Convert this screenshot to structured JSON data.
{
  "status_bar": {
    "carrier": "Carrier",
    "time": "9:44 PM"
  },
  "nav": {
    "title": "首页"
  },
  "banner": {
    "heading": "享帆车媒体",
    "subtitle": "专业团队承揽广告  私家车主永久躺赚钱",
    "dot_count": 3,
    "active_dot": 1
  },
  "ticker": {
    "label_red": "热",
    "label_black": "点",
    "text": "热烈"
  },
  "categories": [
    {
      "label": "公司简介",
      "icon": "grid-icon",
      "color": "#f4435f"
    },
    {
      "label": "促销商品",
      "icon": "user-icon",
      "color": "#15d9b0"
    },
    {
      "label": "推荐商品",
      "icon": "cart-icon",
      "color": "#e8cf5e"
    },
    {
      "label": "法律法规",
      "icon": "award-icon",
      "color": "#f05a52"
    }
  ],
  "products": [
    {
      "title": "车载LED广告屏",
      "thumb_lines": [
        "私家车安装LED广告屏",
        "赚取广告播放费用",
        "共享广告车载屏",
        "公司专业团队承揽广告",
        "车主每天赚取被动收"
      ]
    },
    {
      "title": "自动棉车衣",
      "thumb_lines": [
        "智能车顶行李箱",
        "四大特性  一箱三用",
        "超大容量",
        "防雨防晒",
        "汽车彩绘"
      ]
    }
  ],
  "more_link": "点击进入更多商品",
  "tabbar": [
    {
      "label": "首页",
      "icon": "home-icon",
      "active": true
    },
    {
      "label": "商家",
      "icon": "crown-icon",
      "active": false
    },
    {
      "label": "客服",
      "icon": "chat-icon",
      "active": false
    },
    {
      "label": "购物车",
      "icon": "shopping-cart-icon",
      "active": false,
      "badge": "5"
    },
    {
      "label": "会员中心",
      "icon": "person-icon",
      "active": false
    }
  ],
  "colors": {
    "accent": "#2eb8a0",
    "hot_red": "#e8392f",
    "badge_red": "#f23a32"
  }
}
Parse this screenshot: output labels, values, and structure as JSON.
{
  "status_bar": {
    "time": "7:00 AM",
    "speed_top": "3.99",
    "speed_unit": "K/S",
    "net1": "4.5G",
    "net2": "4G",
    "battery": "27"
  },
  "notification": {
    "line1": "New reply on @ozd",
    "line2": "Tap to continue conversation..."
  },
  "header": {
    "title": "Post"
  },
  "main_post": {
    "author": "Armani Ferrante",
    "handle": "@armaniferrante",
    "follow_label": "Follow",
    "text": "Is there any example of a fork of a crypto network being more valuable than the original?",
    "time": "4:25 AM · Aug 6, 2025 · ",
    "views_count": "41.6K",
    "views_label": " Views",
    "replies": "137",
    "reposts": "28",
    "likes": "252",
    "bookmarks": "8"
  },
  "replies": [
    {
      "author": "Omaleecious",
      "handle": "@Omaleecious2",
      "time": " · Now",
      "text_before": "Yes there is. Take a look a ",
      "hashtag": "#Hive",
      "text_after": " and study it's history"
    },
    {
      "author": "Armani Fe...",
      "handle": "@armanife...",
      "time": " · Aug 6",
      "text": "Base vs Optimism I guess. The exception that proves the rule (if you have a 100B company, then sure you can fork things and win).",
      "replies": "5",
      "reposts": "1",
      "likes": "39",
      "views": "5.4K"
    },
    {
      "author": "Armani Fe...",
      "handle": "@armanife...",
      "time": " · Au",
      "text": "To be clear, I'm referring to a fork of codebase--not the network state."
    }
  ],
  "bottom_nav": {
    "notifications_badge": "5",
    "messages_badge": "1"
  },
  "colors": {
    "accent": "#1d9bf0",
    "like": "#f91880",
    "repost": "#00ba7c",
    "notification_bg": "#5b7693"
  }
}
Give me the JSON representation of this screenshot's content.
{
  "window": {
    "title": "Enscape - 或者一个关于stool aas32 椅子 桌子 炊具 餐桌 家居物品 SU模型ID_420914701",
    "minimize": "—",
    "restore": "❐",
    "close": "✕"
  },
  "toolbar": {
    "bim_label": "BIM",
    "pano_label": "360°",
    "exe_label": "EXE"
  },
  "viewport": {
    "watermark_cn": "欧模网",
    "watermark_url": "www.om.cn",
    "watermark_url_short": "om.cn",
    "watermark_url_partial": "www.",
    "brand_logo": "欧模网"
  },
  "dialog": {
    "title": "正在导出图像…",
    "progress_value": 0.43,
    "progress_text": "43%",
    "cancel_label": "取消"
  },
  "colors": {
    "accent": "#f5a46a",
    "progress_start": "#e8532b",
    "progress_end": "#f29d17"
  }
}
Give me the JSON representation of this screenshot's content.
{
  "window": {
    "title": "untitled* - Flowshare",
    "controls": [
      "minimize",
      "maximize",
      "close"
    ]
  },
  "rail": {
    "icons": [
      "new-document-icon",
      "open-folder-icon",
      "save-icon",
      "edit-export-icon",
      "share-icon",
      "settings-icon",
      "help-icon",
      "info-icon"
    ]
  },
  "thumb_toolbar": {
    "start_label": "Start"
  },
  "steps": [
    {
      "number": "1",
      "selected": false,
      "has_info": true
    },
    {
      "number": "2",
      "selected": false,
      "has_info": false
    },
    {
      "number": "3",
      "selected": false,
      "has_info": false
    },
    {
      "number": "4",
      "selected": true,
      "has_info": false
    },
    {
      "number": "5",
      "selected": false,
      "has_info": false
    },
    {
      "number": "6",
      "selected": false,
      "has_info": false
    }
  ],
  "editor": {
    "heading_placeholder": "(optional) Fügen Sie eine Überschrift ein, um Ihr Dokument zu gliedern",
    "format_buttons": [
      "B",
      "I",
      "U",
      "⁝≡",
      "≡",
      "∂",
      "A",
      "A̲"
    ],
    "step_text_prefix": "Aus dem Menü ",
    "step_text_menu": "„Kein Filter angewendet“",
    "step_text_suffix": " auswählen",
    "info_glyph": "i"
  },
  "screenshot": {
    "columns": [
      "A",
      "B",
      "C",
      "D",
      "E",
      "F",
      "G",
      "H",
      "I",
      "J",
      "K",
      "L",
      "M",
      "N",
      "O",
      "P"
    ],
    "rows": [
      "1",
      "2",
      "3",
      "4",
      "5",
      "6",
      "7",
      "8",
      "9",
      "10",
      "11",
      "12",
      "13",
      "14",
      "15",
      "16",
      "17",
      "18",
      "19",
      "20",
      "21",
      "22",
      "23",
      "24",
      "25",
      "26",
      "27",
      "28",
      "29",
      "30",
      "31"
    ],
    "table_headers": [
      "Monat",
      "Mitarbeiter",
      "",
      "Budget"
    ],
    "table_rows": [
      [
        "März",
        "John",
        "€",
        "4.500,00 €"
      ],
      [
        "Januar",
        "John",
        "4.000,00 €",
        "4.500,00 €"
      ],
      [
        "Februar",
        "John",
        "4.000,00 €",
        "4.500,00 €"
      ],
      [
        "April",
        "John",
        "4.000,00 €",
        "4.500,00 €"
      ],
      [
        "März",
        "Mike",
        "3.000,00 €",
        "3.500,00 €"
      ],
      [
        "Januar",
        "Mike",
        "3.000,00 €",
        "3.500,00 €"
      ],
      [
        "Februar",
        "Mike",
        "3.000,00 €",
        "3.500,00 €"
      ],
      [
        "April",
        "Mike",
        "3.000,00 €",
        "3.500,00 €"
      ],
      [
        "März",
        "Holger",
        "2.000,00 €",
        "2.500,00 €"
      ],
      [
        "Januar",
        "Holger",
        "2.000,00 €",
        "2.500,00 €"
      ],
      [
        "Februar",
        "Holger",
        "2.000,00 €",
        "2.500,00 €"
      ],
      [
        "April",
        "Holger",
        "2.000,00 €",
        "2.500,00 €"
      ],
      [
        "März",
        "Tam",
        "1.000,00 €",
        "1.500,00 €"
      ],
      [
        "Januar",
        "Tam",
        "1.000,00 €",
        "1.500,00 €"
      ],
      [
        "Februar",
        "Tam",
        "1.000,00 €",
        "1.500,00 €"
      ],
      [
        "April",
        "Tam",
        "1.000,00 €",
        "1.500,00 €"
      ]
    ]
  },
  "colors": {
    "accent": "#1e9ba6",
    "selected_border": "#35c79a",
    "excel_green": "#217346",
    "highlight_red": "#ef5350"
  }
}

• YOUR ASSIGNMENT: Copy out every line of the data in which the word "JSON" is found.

• OUTPUT:
Convert this screenshot to structured JSON data.
Parse this screenshot: output labels, values, and structure as JSON.
Give me the JSON representation of this screenshot's content.
Give me the JSON representation of this screenshot's content.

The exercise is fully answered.